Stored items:
#####
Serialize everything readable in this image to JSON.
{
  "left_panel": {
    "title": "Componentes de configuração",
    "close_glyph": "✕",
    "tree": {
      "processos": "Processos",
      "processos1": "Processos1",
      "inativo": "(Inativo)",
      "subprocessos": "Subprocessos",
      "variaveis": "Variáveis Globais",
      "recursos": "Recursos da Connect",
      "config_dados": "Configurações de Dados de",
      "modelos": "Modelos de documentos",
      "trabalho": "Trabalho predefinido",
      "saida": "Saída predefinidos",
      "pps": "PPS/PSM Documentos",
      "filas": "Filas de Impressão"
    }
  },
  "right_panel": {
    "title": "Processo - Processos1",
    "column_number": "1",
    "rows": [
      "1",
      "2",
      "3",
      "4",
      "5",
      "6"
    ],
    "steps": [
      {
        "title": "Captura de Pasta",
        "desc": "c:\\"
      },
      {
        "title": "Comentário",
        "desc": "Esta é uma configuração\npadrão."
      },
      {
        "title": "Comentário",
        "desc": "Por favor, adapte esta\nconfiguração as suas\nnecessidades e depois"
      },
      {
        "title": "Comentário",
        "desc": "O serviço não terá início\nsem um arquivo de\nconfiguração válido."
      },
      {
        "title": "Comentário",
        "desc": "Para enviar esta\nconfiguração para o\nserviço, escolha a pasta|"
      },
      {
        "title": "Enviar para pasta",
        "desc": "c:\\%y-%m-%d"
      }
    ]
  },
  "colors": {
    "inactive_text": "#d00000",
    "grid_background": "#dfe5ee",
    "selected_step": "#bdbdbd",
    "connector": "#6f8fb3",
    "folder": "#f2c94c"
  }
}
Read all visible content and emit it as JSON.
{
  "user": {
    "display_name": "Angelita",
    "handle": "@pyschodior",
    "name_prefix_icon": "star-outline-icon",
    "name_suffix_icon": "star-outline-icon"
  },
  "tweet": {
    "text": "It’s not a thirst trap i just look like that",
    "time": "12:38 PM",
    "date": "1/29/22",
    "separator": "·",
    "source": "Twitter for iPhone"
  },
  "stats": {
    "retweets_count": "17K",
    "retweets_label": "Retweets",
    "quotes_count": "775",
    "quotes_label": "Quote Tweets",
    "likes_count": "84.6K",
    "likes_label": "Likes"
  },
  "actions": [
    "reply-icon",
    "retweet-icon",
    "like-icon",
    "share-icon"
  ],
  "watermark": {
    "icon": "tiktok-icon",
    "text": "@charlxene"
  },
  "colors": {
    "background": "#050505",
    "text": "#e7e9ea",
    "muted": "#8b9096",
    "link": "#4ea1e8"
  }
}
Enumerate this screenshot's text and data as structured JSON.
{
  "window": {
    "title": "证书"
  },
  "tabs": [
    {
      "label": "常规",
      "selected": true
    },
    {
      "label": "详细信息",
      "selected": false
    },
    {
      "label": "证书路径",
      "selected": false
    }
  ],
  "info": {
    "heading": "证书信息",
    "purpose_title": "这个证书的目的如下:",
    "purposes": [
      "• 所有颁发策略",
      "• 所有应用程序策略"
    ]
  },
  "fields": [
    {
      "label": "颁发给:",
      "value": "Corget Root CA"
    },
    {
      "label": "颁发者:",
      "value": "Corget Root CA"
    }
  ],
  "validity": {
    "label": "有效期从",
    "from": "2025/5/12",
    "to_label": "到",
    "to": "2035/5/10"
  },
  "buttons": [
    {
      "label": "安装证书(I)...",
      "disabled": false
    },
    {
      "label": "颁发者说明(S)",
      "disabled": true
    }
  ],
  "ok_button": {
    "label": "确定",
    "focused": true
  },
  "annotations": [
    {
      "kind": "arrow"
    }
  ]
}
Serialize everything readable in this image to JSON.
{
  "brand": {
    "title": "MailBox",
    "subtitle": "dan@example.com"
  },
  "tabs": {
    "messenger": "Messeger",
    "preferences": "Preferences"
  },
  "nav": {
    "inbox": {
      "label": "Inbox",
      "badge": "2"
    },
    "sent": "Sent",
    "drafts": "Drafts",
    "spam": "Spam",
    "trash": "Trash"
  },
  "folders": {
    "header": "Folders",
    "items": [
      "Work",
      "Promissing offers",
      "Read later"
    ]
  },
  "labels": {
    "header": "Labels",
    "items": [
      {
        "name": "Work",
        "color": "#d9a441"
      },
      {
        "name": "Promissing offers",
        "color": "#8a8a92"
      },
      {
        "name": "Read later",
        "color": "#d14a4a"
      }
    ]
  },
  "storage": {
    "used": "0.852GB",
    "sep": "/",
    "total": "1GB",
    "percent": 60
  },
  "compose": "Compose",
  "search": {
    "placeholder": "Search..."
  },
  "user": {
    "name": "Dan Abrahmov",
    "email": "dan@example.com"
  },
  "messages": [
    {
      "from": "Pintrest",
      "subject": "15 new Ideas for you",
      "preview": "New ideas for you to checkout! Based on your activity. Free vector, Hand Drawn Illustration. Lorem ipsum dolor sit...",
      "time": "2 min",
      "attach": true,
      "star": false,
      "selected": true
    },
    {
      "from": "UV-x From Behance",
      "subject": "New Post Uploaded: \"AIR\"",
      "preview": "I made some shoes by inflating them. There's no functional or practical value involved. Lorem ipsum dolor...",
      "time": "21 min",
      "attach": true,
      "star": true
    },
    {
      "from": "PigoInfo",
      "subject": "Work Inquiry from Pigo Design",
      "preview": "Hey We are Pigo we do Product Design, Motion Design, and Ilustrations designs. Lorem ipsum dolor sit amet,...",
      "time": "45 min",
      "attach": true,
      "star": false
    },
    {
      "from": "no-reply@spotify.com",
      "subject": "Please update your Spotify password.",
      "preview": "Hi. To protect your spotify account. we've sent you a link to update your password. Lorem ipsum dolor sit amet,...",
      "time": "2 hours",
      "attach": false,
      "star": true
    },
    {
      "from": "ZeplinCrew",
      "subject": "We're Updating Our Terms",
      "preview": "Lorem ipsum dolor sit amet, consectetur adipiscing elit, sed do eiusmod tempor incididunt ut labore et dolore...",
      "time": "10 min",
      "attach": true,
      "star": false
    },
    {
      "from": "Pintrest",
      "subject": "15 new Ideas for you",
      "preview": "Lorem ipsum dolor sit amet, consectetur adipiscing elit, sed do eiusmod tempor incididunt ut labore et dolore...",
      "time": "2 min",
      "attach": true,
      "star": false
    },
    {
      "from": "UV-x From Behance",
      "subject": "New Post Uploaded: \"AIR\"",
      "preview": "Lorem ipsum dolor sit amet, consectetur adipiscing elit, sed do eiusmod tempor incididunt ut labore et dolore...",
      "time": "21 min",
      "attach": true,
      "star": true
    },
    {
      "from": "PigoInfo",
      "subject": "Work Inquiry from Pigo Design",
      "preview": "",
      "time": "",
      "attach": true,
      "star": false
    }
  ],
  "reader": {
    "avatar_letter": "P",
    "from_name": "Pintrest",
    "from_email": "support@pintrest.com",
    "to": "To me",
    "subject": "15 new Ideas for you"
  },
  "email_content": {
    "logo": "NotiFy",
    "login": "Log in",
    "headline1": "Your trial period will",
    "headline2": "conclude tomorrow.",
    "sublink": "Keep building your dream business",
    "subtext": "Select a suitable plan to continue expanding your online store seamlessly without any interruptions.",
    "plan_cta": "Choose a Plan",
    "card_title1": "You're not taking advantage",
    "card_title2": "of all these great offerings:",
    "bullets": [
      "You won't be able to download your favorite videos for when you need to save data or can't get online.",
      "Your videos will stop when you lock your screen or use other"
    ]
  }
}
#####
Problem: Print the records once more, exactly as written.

Task response:
Serialize everything readable in this image to JSON.
{
  "left_panel": {
    "title": "Componentes de configuração",
    "close_glyph": "✕",
    "tree": {
      "processos": "Processos",
      "processos1": "Processos1",
      "inativo": "(Inativo)",
      "subprocessos": "Subprocessos",
      "variaveis": "Variáveis Globais",
      "recursos": "Recursos da Connect",
      "config_dados": "Configurações de Dados de",
      "modelos": "Modelos de documentos",
      "trabalho": "Trabalho predefinido",
      "saida": "Saída predefinidos",
      "pps": "PPS/PSM Documentos",
      "filas": "Filas de Impressão"
    }
  },
  "right_panel": {
    "title": "Processo - Processos1",
    "column_number": "1",
    "rows": [
      "1",
      "2",
      "3",
      "4",
      "5",
      "6"
    ],
    "steps": [
      {
        "title": "Captura de Pasta",
        "desc": "c:\\"
      },
      {
        "title": "Comentário",
        "desc": "Esta é uma configuração\npadrão."
      },
      {
        "title": "Comentário",
        "desc": "Por favor, adapte esta\nconfiguração as suas\nnecessidades e depois"
      },
      {
        "title": "Comentário",
        "desc": "O serviço não terá início\nsem um arquivo de\nconfiguração válido."
      },
      {
        "title": "Comentário",
        "desc": "Para enviar esta\nconfiguração para o\nserviço, escolha a pasta|"
      },
      {
        "title": "Enviar para pasta",
        "desc": "c:\\%y-%m-%d"
      }
    ]
  },
  "colors": {
    "inactive_text": "#d00000",
    "grid_background": "#dfe5ee",
    "selected_step": "#bdbdbd",
    "connector": "#6f8fb3",
    "folder": "#f2c94c"
  }
}
Read all visible content and emit it as JSON.
{
  "user": {
    "display_name": "Angelita",
    "handle": "@pyschodior",
    "name_prefix_icon": "star-outline-icon",
    "name_suffix_icon": "star-outline-icon"
  },
  "tweet": {
    "text": "It’s not a thirst trap i just look like that",
    "time": "12:38 PM",
    "date": "1/29/22",
    "separator": "·",
    "source": "Twitter for iPhone"
  },
  "stats": {
    "retweets_count": "17K",
    "retweets_label": "Retweets",
    "quotes_count": "775",
    "quotes_label": "Quote Tweets",
    "likes_count": "84.6K",
    "likes_label": "Likes"
  },
  "actions": [
    "reply-icon",
    "retweet-icon",
    "like-icon",
    "share-icon"
  ],
  "watermark": {
    "icon": "tiktok-icon",
    "text": "@charlxene"
  },
  "colors": {
    "background": "#050505",
    "text": "#e7e9ea",
    "muted": "#8b9096",
    "link": "#4ea1e8"
  }
}
Enumerate this screenshot's text and data as structured JSON.
{
  "window": {
    "title": "证书"
  },
  "tabs": [
    {
      "label": "常规",
      "selected": true
    },
    {
      "label": "详细信息",
      "selected": false
    },
    {
      "label": "证书路径",
      "selected": false
    }
  ],
  "info": {
    "heading": "证书信息",
    "purpose_title": "这个证书的目的如下:",
    "purposes": [
      "• 所有颁发策略",
      "• 所有应用程序策略"
    ]
  },
  "fields": [
    {
      "label": "颁发给:",
      "value": "Corget Root CA"
    },
    {
      "label": "颁发者:",
      "value": "Corget Root CA"
    }
  ],
  "validity": {
    "label": "有效期从",
    "from": "2025/5/12",
    "to_label": "到",
    "to": "2035/5/10"
  },
  "buttons": [
    {
      "label": "安装证书(I)...",
      "disabled": false
    },
    {
      "label": "颁发者说明(S)",
      "disabled": true
    }
  ],
  "ok_button": {
    "label": "确定",
    "focused": true
  },
  "annotations": [
    {
      "kind": "arrow"
    }
  ]
}
Serialize everything readable in this image to JSON.
{
  "brand": {
    "title": "MailBox",
    "subtitle": "dan@example.com"
  },
  "tabs": {
    "messenger": "Messeger",
    "preferences": "Preferences"
  },
  "nav": {
    "inbox": {
      "label": "Inbox",
      "badge": "2"
    },
    "sent": "Sent",
    "drafts": "Drafts",
    "spam": "Spam",
    "trash": "Trash"
  },
  "folders": {
    "header": "Folders",
    "items": [
      "Work",
      "Promissing offers",
      "Read later"
    ]
  },
  "labels": {
    "header": "Labels",
    "items": [
      {
        "name": "Work",
        "color": "#d9a441"
      },
      {
        "name": "Promissing offers",
        "color": "#8a8a92"
      },
      {
        "name": "Read later",
        "color": "#d14a4a"
      }
    ]
  },
  "storage": {
    "used": "0.852GB",
    "sep": "/",
    "total": "1GB",
    "percent": 60
  },
  "compose": "Compose",
  "search": {
    "placeholder": "Search..."
  },
  "user": {
    "name": "Dan Abrahmov",
    "email": "dan@example.com"
  },
  "messages": [
    {
      "from": "Pintrest",
      "subject": "15 new Ideas for you",
      "preview": "New ideas for you to checkout! Based on your activity. Free vector, Hand Drawn Illustration. Lorem ipsum dolor sit...",
      "time": "2 min",
      "attach": true,
      "star": false,
      "selected": true
    },
    {
      "from": "UV-x From Behance",
      "subject": "New Post Uploaded: \"AIR\"",
      "preview": "I made some shoes by inflating them. There's no functional or practical value involved. Lorem ipsum dolor...",
      "time": "21 min",
      "attach": true,
      "star": true
    },
    {
      "from": "PigoInfo",
      "subject": "Work Inquiry from Pigo Design",
      "preview": "Hey We are Pigo we do Product Design, Motion Design, and Ilustrations designs. Lorem ipsum dolor sit amet,...",
      "time": "45 min",
      "attach": true,
      "star": false
    },
    {
      "from": "no-reply@spotify.com",
      "subject": "Please update your Spotify password.",
      "preview": "Hi. To protect your spotify account. we've sent you a link to update your password. Lorem ipsum dolor sit amet,...",
      "time": "2 hours",
      "attach": false,
      "star": true
    },
    {
      "from": "ZeplinCrew",
      "subject": "We're Updating Our Terms",
      "preview": "Lorem ipsum dolor sit amet, consectetur adipiscing elit, sed do eiusmod tempor incididunt ut labore et dolore...",
      "time": "10 min",
      "attach": true,
      "star": false
    },
    {
      "from": "Pintrest",
      "subject": "15 new Ideas for you",
      "preview": "Lorem ipsum dolor sit amet, consectetur adipiscing elit, sed do eiusmod tempor incididunt ut labore et dolore...",
      "time": "2 min",
      "attach": true,
      "star": false
    },
    {
      "from": "UV-x From Behance",
      "subject": "New Post Uploaded: \"AIR\"",
      "preview": "Lorem ipsum dolor sit amet, consectetur adipiscing elit, sed do eiusmod tempor incididunt ut labore et dolore...",
      "time": "21 min",
      "attach": true,
      "star": true
    },
    {
      "from": "PigoInfo",
      "subject": "Work Inquiry from Pigo Design",
      "preview": "",
      "time": "",
      "attach": true,
      "star": false
    }
  ],
  "reader": {
    "avatar_letter": "P",
    "from_name": "Pintrest",
    "from_email": "support@pintrest.com",
    "to": "To me",
    "subject": "15 new Ideas for you"
  },
  "email_content": {
    "logo": "NotiFy",
    "login": "Log in",
    "headline1": "Your trial period will",
    "headline2": "conclude tomorrow.",
    "sublink": "Keep building your dream business",
    "subtext": "Select a suitable plan to continue expanding your online store seamlessly without any interruptions.",
    "plan_cta": "Choose a Plan",
    "card_title1": "You're not taking advantage",
    "card_title2": "of all these great offerings:",
    "bullets": [
      "You won't be able to download your favorite videos for when you need to save data or can't get online.",
      "Your videos will stop when you lock your screen or use other"
    ]
  }
}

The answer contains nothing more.